Fungal infections in lamellar keratoplasty are a growing concern. Optisol-GS does not contain an antifungal agent and supplementation with 0.255 μg/mL Amphotericin B (AmpB) has been considered. This study tested the ability of 0.255 μg/mL AmpB in Optisol-GS to eliminate yeast contamination of corneal tissue.

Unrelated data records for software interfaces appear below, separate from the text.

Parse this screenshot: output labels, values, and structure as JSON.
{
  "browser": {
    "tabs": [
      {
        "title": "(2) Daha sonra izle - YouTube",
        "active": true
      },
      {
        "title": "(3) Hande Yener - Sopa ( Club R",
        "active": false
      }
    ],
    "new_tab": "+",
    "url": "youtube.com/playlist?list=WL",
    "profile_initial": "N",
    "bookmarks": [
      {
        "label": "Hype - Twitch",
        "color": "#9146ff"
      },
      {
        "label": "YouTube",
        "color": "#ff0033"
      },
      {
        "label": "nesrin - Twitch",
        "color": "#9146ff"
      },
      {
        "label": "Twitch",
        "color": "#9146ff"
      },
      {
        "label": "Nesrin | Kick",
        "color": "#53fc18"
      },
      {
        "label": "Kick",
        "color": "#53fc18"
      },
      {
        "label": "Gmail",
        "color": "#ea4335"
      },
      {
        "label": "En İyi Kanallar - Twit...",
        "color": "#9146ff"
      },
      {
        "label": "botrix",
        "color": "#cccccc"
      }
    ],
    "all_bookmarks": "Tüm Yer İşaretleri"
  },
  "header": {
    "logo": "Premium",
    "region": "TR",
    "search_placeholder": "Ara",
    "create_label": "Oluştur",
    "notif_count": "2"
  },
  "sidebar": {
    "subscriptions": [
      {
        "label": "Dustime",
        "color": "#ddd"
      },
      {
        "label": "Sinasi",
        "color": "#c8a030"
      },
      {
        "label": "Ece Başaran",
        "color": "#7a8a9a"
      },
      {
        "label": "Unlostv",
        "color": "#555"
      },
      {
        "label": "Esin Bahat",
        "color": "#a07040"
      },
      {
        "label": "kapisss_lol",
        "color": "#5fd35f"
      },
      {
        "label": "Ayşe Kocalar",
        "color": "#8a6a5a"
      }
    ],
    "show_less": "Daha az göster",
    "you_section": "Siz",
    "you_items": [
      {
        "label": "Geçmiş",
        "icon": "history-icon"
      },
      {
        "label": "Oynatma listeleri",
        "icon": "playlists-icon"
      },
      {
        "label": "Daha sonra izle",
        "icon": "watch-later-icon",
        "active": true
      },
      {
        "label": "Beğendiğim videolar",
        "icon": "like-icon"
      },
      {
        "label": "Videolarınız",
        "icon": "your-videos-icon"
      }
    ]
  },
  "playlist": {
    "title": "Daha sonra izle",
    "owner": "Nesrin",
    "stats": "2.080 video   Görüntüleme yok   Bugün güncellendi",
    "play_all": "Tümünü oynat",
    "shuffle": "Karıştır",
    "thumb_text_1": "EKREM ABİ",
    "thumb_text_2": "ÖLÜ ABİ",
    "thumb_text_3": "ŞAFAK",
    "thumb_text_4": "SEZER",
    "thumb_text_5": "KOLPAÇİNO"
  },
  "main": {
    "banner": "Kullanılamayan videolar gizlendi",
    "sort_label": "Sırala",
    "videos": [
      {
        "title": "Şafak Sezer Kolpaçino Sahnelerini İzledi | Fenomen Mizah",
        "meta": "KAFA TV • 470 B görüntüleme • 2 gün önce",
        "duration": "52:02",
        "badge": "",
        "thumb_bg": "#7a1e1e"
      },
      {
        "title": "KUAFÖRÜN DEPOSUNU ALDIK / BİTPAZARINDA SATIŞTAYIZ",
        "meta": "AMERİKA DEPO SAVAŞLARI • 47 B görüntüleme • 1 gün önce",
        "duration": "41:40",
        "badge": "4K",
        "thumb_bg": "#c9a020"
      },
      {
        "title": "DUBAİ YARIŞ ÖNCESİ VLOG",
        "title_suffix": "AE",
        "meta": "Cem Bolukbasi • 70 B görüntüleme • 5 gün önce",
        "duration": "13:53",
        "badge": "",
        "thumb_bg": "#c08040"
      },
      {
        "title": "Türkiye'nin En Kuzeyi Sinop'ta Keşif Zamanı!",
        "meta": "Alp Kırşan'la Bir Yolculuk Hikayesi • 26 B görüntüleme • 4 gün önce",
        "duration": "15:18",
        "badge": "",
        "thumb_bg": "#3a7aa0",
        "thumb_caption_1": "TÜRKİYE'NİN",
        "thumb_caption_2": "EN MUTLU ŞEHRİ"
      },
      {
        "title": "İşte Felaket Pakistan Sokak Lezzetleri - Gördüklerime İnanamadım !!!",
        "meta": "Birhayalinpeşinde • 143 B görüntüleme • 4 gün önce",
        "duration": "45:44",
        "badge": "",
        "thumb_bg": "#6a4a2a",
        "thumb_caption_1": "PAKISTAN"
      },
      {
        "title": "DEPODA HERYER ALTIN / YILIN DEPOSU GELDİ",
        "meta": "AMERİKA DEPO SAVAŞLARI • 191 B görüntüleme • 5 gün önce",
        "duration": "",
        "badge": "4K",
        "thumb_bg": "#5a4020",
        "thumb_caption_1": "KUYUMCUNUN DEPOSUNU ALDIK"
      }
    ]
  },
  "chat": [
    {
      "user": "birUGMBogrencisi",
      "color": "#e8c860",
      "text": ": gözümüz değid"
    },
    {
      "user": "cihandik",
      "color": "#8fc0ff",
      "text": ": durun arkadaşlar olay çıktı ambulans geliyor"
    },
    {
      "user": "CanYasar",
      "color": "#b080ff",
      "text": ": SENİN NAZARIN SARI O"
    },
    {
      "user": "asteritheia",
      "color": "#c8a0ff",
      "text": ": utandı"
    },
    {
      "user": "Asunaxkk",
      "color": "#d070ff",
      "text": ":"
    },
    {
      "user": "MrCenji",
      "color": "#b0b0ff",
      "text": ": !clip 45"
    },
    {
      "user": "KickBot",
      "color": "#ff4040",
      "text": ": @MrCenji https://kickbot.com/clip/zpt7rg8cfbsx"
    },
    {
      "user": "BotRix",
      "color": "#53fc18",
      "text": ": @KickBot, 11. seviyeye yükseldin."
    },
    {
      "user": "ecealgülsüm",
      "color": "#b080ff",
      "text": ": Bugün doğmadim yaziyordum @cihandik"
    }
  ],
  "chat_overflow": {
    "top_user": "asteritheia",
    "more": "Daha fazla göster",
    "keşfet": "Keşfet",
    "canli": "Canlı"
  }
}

Three isolates of Candida albicans, 1 of Candida parapsilosis, and 1 of Candida glabrata were tested in Optisol with and without AmpB. Corneoscleral rims stored at −80°C were thawed and placed in 10 multiwell plates (4 per plate). The rims were inoculated with 4 respective loads of yeast: 0, 101, 102, and 103 colony-forming units in 2 sets of 5 for 5 yeasts. One set was filled with Optisol plus AmpB and the other with Optisol only. All 10 plates were incubated at cold storage (2°C–8°C) for 48 hours. After 48 hours, all corneal rims were placed into 10 mL of yeast extract peptone dextrose medium; a swab culture of each well was plated onto Sabouraud plates; and all plates with the remaining Optisol were incubated at 30°C. Yeast growth was monitored for 10 days. Minimum inhibitory concentration and minimum fungicidal concentration were determined.
All corneoscleral specimens were positive regardless of fungal load or presence of AmpB. All controls remained negative. Minimum inhibitory concentrations and minimum fungicidal concentrations were equivalent and ranged between 0.5 and 2.0 μg/mL.
AmpB at a concentration of 0.255 μg/mL in Optisol-GS at cold storage (2°C–8°C) over 48 hours did not eliminate yeast from corneal tissue.
Department of Ophthalmology, University of Pittsburgh School of Medicine, University of Pittsburgh Medical Center (UPMC), Pittsburgh, PA.
Correspondence: Vishal Jhanji, MD, FRCOphth, Department of Ophthalmology, University of Pittsburgh School of Medicine, 203 Lothrop St, Pittsburgh, PA 15213 (e-mail: email@example.com).
The authors have no funding or conflicts of interest to disclose.
Received October 22, 2018
Received in revised form March 11, 2019
Accepted March 12, 2019